Data records for software interfaces:
*****
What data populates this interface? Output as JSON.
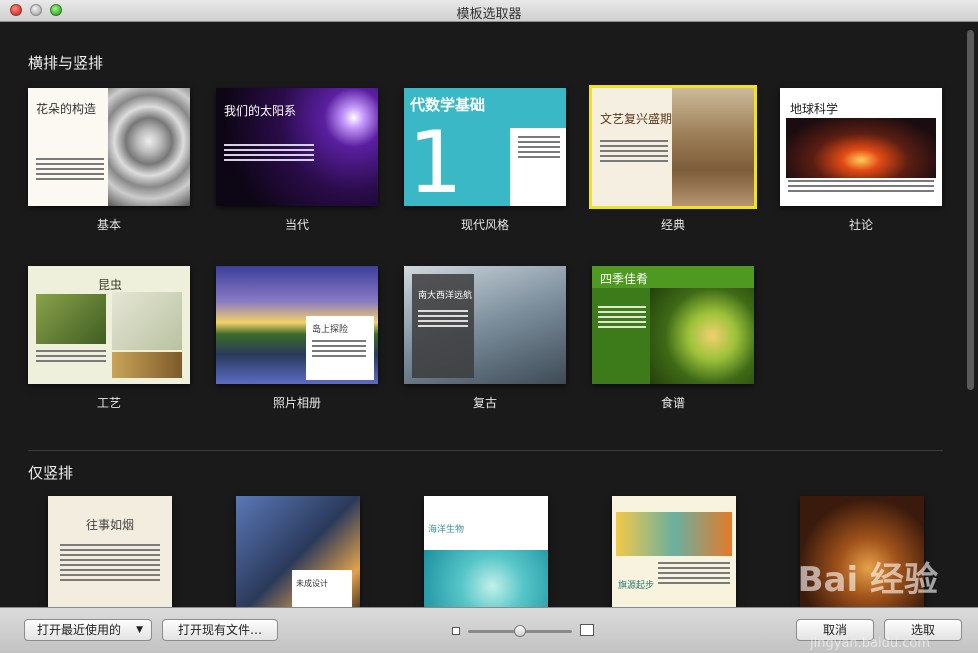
{
  "window": {
    "title": "模板选取器"
  },
  "sections": {
    "landscape": "横排与竖排",
    "portrait": "仅竖排"
  },
  "templates_row1": [
    {
      "label": "基本",
      "card_title": "花朵的构造"
    },
    {
      "label": "当代",
      "card_title": "我们的太阳系"
    },
    {
      "label": "现代风格",
      "card_title": "代数学基础"
    },
    {
      "label": "经典",
      "card_title": "文艺复兴盛期"
    },
    {
      "label": "社论",
      "card_title": "地球科学"
    }
  ],
  "templates_row2": [
    {
      "label": "工艺",
      "card_title": "昆虫"
    },
    {
      "label": "照片相册",
      "card_title": "岛上探险"
    },
    {
      "label": "复古",
      "card_title": "南大西洋远航"
    },
    {
      "label": "食谱",
      "card_title": "四季佳肴"
    }
  ],
  "templates_row3": [
    {
      "card_title": "往事如烟"
    },
    {
      "card_title": "未成设计"
    },
    {
      "card_title": "海洋生物"
    },
    {
      "card_title": "旗源起步"
    },
    {
      "card_title": ""
    }
  ],
  "buttons": {
    "open_recent": "打开最近使用的",
    "open_existing": "打开现有文件…",
    "cancel": "取消",
    "choose": "选取"
  },
  "zoom": {
    "level": 0.5
  },
  "watermark": {
    "main": "Bai 经验",
    "sub": "jingyan.baidu.com"
  },
  "colors": {
    "selection": "#f2e11b",
    "background": "#1a1a1a"
  }
}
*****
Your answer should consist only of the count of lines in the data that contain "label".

9